Ethiopia is experiencing one of its most severe droughts in recent decades following four consecutive failed rainy seasons. This is compounded by the impacts of conflict in northern Ethiopia, desert locust infestations of 2019 and 2020, and the COVID-19 pandemic. Crops have failed, large-scale livestock deaths have occurred, and people have been forced to leave their homes in search of livelihoods and assistance.
In response, IOCC launched a three-month emergency food project in eight communities to combat food insecurity. In addition to providing emergency supplemental food for young children and pregnant and lactating women, the initiative trained health extension workers on screening for moderate acute malnutrition, as well as on food distribution and preparation.
IOCC also provided cash assistance to hundreds of people affected by desert locust invasions—giving them the flexibility to purchase what they need, when they need it. The program assisted the most vulnerable, taking care to reach women-headed households, people with disabilities, and the elderly, who all faced poor social, economic, cultural, and health conditions even before the locusts arrived.
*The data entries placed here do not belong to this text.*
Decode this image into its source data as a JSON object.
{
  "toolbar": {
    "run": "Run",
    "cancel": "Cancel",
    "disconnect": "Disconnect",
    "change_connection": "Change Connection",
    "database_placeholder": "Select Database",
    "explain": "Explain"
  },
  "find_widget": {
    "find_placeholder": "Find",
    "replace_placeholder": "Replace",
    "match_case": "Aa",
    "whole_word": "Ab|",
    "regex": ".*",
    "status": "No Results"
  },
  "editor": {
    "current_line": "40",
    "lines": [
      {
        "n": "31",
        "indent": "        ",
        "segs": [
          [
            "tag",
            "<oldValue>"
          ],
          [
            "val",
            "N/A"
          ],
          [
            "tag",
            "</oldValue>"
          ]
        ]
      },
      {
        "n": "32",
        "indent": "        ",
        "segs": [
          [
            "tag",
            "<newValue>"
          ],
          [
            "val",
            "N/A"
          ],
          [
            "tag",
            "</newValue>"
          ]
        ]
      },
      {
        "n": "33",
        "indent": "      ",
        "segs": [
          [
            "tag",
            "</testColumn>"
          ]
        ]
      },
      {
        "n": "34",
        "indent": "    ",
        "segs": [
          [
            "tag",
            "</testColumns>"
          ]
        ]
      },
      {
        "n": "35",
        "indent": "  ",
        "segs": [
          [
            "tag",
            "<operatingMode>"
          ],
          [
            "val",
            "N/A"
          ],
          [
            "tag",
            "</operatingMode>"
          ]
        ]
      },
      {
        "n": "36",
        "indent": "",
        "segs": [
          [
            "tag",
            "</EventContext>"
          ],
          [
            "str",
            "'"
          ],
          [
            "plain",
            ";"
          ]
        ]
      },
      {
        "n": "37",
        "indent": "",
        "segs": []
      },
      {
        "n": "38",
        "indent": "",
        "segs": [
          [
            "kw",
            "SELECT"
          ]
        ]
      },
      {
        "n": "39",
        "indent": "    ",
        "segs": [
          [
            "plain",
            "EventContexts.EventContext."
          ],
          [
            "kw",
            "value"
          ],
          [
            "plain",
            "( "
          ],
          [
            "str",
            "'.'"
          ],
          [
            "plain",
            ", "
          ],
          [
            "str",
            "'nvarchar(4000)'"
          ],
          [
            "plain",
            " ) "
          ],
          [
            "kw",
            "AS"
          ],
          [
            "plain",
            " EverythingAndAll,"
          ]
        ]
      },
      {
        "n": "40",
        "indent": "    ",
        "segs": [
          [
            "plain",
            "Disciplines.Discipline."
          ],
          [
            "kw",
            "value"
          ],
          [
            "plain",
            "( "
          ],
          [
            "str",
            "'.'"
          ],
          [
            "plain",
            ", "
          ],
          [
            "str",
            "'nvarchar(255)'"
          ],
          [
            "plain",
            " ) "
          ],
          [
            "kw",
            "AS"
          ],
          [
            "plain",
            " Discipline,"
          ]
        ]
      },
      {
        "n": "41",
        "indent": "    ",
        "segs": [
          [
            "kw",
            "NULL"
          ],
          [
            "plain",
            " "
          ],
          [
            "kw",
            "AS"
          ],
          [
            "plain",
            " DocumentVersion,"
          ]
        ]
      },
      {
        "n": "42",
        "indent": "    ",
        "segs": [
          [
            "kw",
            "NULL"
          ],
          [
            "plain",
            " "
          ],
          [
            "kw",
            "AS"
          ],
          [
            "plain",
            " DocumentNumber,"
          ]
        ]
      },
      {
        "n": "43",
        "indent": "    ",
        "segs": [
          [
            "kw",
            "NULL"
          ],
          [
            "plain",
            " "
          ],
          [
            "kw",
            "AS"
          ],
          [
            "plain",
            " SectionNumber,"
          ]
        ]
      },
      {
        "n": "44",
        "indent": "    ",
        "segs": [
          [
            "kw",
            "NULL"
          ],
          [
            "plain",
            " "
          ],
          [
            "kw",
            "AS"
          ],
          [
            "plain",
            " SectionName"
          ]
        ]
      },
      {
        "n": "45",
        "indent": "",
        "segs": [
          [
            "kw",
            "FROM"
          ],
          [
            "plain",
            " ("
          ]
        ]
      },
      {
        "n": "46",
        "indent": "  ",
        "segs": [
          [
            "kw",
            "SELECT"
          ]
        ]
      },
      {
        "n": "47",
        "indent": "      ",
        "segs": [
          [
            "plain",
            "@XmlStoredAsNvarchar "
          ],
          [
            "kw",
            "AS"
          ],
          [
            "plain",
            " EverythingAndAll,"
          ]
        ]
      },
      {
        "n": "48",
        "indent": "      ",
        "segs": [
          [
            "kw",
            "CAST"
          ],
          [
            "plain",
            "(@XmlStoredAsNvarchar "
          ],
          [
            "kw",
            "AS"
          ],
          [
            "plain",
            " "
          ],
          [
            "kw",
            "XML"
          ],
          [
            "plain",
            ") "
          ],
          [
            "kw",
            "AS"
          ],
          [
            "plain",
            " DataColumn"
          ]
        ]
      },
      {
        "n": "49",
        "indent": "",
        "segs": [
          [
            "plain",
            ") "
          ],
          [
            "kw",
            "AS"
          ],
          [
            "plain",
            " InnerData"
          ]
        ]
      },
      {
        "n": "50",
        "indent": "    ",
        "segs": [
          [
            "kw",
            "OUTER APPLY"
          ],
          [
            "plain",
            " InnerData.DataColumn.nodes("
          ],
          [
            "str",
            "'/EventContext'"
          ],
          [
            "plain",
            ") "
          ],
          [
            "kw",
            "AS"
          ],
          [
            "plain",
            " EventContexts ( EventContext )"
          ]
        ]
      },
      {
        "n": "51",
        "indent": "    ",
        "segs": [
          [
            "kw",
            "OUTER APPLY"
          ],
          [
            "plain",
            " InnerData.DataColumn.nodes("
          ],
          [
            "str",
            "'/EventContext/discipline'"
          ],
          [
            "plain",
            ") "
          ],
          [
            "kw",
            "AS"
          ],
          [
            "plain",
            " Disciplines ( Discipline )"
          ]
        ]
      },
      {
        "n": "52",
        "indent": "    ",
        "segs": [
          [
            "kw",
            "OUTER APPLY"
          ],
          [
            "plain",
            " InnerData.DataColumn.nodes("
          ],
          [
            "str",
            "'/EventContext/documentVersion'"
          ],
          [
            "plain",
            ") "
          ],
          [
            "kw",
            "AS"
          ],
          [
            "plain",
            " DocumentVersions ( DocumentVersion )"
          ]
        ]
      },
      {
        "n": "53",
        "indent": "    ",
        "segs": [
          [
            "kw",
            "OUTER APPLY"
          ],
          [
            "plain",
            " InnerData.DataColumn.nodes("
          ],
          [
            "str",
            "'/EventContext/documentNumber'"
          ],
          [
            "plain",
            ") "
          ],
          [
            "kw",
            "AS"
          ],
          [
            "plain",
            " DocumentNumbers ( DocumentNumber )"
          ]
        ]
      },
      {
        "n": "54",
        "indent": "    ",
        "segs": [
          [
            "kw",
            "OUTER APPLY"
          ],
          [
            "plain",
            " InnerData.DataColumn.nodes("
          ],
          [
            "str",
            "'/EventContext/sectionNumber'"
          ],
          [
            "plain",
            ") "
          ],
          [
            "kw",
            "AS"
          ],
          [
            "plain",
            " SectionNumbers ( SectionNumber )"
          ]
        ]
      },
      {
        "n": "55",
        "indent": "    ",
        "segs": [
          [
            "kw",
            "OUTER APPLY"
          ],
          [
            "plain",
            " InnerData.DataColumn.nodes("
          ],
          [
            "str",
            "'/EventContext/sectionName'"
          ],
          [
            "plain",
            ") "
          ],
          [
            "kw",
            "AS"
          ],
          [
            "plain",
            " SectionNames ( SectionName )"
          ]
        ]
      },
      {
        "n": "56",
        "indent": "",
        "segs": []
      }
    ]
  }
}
This assistance is helping people secure supplies for their next planting, as well as the food they need right now. Because Ethiopia is prone to recurrent drought and seasonal floods, food security remains a pressing issue, and IOCC continues working with communities as they seek a sustainable way forward.